Daniel Saldaña París's debut novel (published in 2013, before his 30th birthday), Among Strange Victims, heralds yet another distinctive, promising voice in Spanish-language literature. The first of Saldaña París's books to appear in English translation, Among Strange Victims is an anti-bildungsroman picaresque starring mid/late-twentysomething Rodrigo, a remarkably sketched protagonist who'd perhaps more closely resemble a ne'er-do-well were it not for his somehow charming philosophy of resignation, renunciation, and repudiation — a sort of post-capitalistic, ineffectual, millennial Bartleby.
Montesorri-educated Rodrigo, seemingly content to espy the empty lot beside his apartment (and the enigmatic hen that resides therein), collect already-steeped tea bags, and essentially live an ascetic life (much to the chagrin of his mother), nonetheless sees the world as it is, and, resultingly, wants and expects for naught. When he unwittingly marries his coworker Cecilia, little changes for him. Rodrigo's fortunes shift (or not), however, after losing his job and leaving Mexico City for his maternally populated hometown.
Among Strange Victims doesn't dwell in lassitude or indolence, treated as we are to the story of a lost boxer-poet, an aesthetic philosopher set on writing the definitive biography of said enigma, and a has-been psychedelic itinerant hippie gringo con who, using the urine of his young female acolyte companion as catalyst, leads group meditation with the aim of deducing art trends of the future. Saldaña París's tale never strays into the surreal, though our young hero does encounter many a preposterous moment (such is his fate).
Shifting styles, Saldaña París's (debut!) novel works best when narrated by Rodrigo's first person account, though the third person portions show that what goes on within Rodrigo's exterior world is perhaps no less bizarre than what lies within. An imperfect outing, Among Strange Victims is nevertheless a fun, playful, weird, ambitious, imaginative, and impressive work. Saldaña París writes with a gifted and confident prose that is as much the star of this singular novel as its unforgettable characters and delighting plot. This young Mexican writer (and poet, too) is surely one to watch and if Among Strange Victims is but a harbinger of what's to come, then Saldaña París may well have a long, fruitful, and fantastic career ahead of himself. Recommended By Jeremy G., Powells.com
Synopses & Reviews
Rodrigo likes his vacant lot, its resident chicken, and being left alone. But when passivity finds him accidentally married to Cecilia, he trades Mexico City for the sun-bleached desolation of his hometown and domestic life with Cecilia for the debauched company of a poet, a philosopher, and Micaela, whose allure includes the promise of time travel.

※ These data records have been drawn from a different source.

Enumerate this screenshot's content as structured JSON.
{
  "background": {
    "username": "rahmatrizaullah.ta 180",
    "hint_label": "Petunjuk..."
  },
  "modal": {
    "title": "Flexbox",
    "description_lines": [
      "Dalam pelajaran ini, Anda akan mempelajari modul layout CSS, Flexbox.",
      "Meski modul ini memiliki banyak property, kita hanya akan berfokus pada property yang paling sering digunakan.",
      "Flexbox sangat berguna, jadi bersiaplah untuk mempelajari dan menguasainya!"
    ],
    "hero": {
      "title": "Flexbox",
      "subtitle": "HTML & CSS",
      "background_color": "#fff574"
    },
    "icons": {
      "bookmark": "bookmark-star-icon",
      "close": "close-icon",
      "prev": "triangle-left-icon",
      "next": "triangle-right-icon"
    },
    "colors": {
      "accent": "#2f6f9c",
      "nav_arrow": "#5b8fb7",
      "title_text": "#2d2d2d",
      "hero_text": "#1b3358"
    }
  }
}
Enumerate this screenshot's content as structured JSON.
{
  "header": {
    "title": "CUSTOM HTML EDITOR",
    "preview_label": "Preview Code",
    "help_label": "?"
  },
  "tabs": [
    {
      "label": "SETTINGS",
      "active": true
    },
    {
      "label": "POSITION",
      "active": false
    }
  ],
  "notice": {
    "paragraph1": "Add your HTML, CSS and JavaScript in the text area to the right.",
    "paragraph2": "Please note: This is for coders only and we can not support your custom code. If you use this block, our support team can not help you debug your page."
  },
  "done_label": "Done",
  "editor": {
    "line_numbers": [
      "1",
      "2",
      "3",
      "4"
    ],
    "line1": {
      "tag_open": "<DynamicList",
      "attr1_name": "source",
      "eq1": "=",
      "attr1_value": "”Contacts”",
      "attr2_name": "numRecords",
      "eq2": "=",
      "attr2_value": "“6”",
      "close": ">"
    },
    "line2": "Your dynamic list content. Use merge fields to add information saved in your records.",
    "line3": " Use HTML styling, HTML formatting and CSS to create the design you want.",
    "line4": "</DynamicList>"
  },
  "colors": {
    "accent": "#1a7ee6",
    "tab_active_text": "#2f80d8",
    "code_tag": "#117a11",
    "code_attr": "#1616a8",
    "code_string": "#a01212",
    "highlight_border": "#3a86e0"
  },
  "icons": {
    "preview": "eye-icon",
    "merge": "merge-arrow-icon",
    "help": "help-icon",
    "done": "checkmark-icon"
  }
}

Earthy, playful, and sly, Among Strange Victims is a psychedelic ode to the pleasures of not measuring up.
"Critics have drawn comparisons between París’s latest novel (his first to be translated in the United States) and the work of his blockbuster predecessor, Roberto Bolaño." Brooklyn Magazine
"In an easygoing, oddly entrancing style, París presents a meandering plot...but the events of the narrative pale in comparison to the surprising pleasure of the thoroughly offbeat prose....París has mastered the art of spinning an outlandish, entertaining tale." Booklist
"Saldaña París’s first novel to be translated Stateside is a leisurely story of slacking off that’s nicely conveyed in a sharp, cynical tone....Read this messy, shaggy picaresque for its ample page-by-page pleasures, which include devilishly clever syntax, a charming tendency to digress, and satisfying flashes of Rodrigo and Marcelo getting their act together." Publishers Weekly
"Full of odd twists and surprises. Among the high points are Saldaña París’ exasperated but affectionate paeans to ‘the immense, beautiful city’ that is Mexico’s capital. Though a study of slothfulness and its discontents, a welcome book on which the author has clearly expended energy." Kirkus Reviews
"His tools are brilliant syntax, the ability to achieve highly powerful, recurrent images, a set of relationships between the plot strands that are more than a forced structure, and humor, a corrosive humor that never leads to laughter, but is present in every phrase of the book, charged with relentless sardonic irony." Factorcritico
About the Author
Daniel Saldaña París (born Mexico City, 1984) is an essayist, poet and novelist whose work has been translated into English, French, and Swedish and anthologized, most recently in Mexico20: New Voices, Old Traditions
, published in the UK by Pushkin Press. Among Strange Victims is his first novel to appear in the US. He lives in Montreal.
Christina MacSweeney has an MA in literary translation from the University of East Anglia and specializes in Latin American fiction. She has also translated Valeria Luisellis novels, Faces in the Crowd and The Story of My Teeth, and essay collection, Sidewalks.